TASK INSTRUCTIONS:
Whenever a line of the data below holds the string "chevron", copy that line.

RAW DATA:
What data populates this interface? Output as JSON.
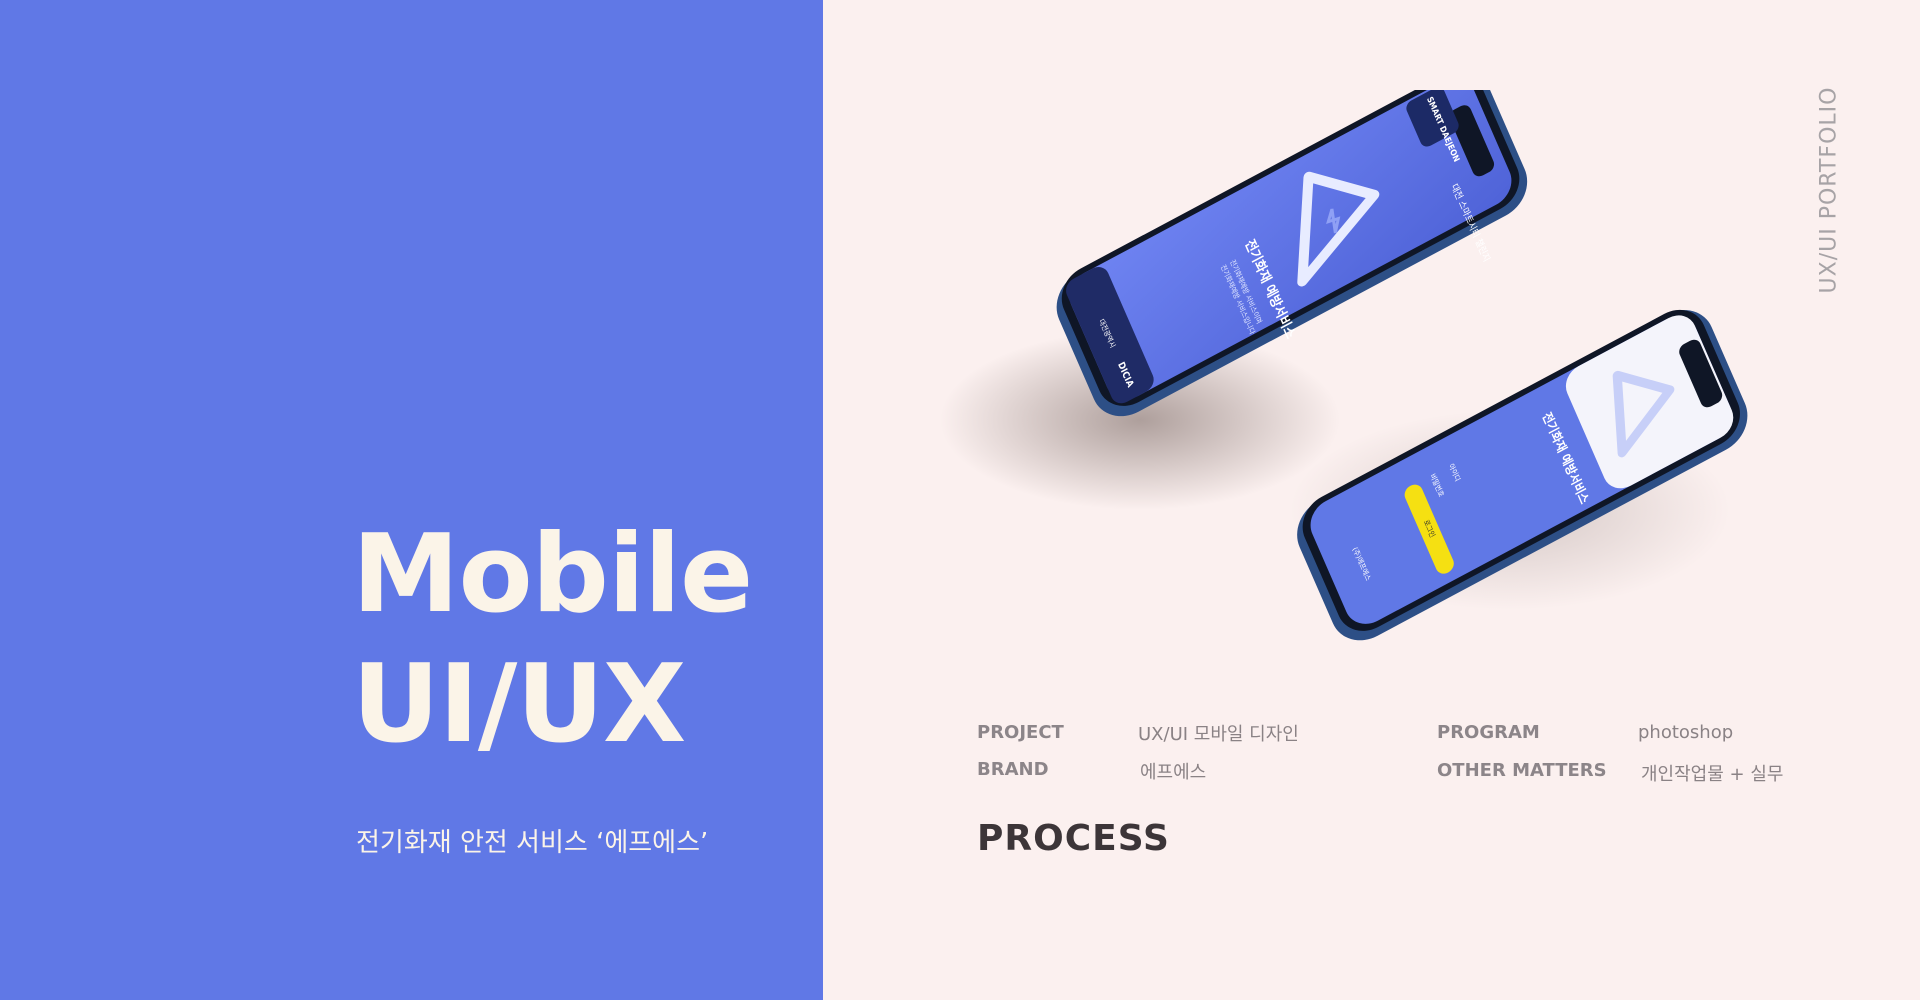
{
  "hero": {
    "line1": "Mobile",
    "line2": "UI/UX",
    "subtitle": "전기화재 안전 서비스 ‘에프에스’"
  },
  "side_label": "UX/UI PORTFOLIO",
  "info": {
    "project_label": "PROJECT",
    "project_value": "UX/UI 모바일 디자인",
    "brand_label": "BRAND",
    "brand_value": "에프에스",
    "program_label": "PROGRAM",
    "program_value": "photoshop",
    "other_label": "OTHER MATTERS",
    "other_value": "개인작업물 + 실무"
  },
  "process_title": "PROCESS",
  "phone_screen": {
    "brand_logo": "SMART DAEJEON",
    "app_tag": "대전 스마트시티 챌린지",
    "service_title": "전기화재 예방서비스",
    "service_desc_1": "전기화재예방 서비스이며",
    "service_desc_2": "전기화재예방 서비스입니다",
    "footer_1": "대전광역시",
    "footer_2": "DICIA",
    "login_id": "아이디",
    "login_pw": "비밀번호",
    "login_button": "로그인",
    "login_brand": "(주)에프에스"
  },
  "colors": {
    "left_panel": "#6078e6",
    "right_panel": "#fbf0ef",
    "accent_yellow": "#f5e012",
    "phone_frame": "#2d4f86"
  }
}
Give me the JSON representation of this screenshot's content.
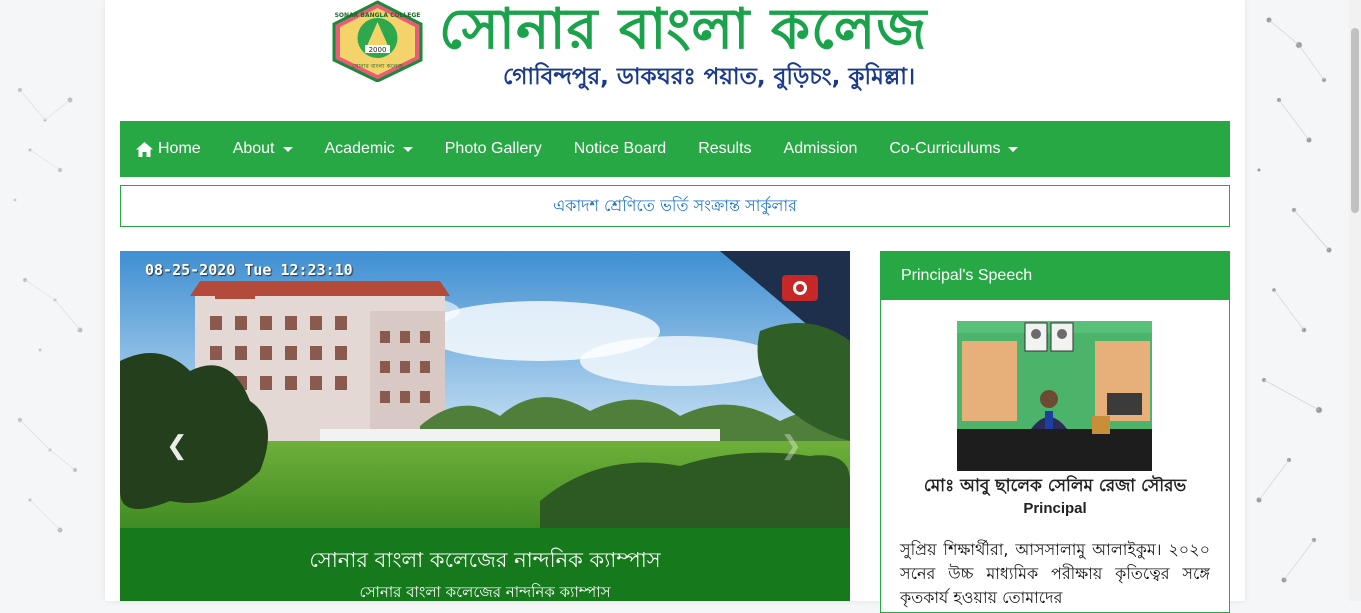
{
  "header": {
    "logo_text_top": "SONAR BANGLA COLLEGE",
    "logo_year": "2000",
    "logo_text_bottom": "সোনার বাংলা কলেজ",
    "college_name": "সোনার বাংলা কলেজ",
    "address": "গোবিন্দপুর, ডাকঘরঃ পয়াত, বুড়িচং, কুমিল্লা।"
  },
  "nav": {
    "items": [
      {
        "label": "Home",
        "icon": "home-icon",
        "dropdown": false
      },
      {
        "label": "About",
        "dropdown": true
      },
      {
        "label": "Academic",
        "dropdown": true
      },
      {
        "label": "Photo Gallery",
        "dropdown": false
      },
      {
        "label": "Notice Board",
        "dropdown": false
      },
      {
        "label": "Results",
        "dropdown": false
      },
      {
        "label": "Admission",
        "dropdown": false
      },
      {
        "label": "Co-Curriculums",
        "dropdown": true
      }
    ]
  },
  "notice": {
    "text": "একাদশ শ্রেণিতে ভর্তি সংক্রান্ত সার্কুলার"
  },
  "slider": {
    "timestamp": "08-25-2020 Tue 12:23:10",
    "caption_title": "সোনার বাংলা কলেজের নান্দনিক ক্যাম্পাস",
    "caption_sub": "সোনার বাংলা কলেজের নান্দনিক ক্যাম্পাস",
    "prev_icon": "chevron-left-icon",
    "next_icon": "chevron-right-icon"
  },
  "principal": {
    "header": "Principal's Speech",
    "name": "মোঃ আবু ছালেক সেলিম রেজা সৌরভ",
    "title": "Principal",
    "speech": "সুপ্রিয় শিক্ষার্থীরা, আসসালামু আলাইকুম। ২০২০ সনের উচ্চ মাধ্যমিক পরীক্ষায় কৃতিত্বের সঙ্গে কৃতকার্য হওয়ায় তোমাদের"
  },
  "colors": {
    "brand_green": "#28a745",
    "title_green": "#1aa34a",
    "address_blue": "#1b3a8c",
    "notice_blue": "#1a73c7",
    "caption_green": "#167a1d"
  }
}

PROBLEM SOLUTION:
    "prev_icon": "chevron-left-icon",
    "next_icon": "chevron-right-icon"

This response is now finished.